Students have been given a multitude of new software services in the past year – online registration, the NetID service and now the new Human Resources Management System for payroll. The university proudly unveiled these new improvements, and presents UR as a leading institution for bringing new technology to make students’ lives easier. Each new system, however, has been held up by one or a combination of several flaws, whether it be server crashes, log-in issues or frustrating response times. The university has been eager to introduce these new services, but has not taken the time to adequately anticipate all potential problems. Many times consultants must be called in to solve problems with outside software, adding additional frustration and delay since in-house employees are unfamiliar with the program. Instead of rushing to implement these services, the university should take time to determine if the system will hold up to demand and if it is ready for release.While it is a good idea to centralize the system, the deployment of it was not adequate. ITS was forced to shut down the system for days earlier this year while they quickly replaced the servers with higher capacity ones to better handle Internet demand. Another clogged server has resulted in online registration being down for a period of time at the beginning of the semester as well. The program was up and running when the university was not prepared to handle the large amount of traffic. HRMS has been another problem resulting in centralizing a system too quickly without considering the consequences. Employees have complained of the lengthy amount of time for logging on inability to check hours and not receiving the right amount of pay. Students are forced to go to Human Resources to sort out their paycheck problems, defeating the purpose of using the online NetID system.While students appreciate these services, they do not appreciate having the Internet down for days, not being able to register for classes or not being paid for hours worked. Students would not have a problem waiting a little longer if it meant a more solid program would be enabled. Programs above all should be sturdy and user-friendly, and the university should take the time to implement them adequately.

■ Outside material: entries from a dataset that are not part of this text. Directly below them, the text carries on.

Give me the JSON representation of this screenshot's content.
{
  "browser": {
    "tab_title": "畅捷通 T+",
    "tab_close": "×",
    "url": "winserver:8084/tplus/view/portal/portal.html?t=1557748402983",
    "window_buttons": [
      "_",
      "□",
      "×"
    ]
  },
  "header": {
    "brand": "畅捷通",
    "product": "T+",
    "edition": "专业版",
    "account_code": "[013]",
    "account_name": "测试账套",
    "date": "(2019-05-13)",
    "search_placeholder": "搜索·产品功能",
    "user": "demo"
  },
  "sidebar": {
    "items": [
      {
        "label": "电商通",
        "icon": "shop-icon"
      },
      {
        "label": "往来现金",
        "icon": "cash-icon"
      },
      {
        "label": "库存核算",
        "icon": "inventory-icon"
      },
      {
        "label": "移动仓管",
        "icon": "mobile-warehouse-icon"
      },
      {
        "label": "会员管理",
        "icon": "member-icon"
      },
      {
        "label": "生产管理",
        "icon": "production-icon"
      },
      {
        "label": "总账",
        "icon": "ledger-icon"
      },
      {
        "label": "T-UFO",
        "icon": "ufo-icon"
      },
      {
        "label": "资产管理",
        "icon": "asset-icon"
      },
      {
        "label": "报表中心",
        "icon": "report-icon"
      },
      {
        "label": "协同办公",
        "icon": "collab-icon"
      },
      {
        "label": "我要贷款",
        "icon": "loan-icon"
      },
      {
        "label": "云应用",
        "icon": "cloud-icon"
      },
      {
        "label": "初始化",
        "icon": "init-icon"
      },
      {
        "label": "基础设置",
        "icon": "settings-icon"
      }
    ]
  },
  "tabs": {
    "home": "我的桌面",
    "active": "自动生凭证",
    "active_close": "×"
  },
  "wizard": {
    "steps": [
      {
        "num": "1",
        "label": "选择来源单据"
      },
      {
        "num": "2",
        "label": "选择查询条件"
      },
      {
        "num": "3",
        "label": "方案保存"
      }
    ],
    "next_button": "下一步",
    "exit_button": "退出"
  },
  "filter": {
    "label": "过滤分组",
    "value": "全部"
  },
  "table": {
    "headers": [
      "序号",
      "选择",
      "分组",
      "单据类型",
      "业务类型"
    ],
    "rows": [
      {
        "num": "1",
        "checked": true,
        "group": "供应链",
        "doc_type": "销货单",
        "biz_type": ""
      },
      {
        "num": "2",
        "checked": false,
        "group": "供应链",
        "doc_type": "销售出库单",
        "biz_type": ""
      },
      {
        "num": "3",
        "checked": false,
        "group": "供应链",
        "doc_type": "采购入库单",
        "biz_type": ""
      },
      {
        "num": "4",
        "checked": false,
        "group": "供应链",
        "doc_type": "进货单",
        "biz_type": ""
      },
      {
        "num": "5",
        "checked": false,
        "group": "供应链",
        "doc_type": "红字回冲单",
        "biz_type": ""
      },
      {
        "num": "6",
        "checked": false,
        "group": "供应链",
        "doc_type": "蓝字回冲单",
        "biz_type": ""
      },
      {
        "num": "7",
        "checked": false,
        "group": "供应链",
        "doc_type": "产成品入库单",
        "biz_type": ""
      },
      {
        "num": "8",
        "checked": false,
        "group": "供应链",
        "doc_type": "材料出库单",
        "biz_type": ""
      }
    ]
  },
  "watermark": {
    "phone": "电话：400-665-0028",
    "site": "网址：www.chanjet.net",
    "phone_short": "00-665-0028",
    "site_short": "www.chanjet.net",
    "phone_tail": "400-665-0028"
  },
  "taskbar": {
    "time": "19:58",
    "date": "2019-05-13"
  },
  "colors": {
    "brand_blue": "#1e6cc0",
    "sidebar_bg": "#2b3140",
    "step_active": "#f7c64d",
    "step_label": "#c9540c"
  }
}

College Diversity Roundtable discusses conduct policy changes, Bias-Related Incident Report, world events messaging
The College Diversity Roundtable discussed code of conduct changes, the upcoming Bias-Related Incident Report, and administrative messaging about world events at their first meeting of the year.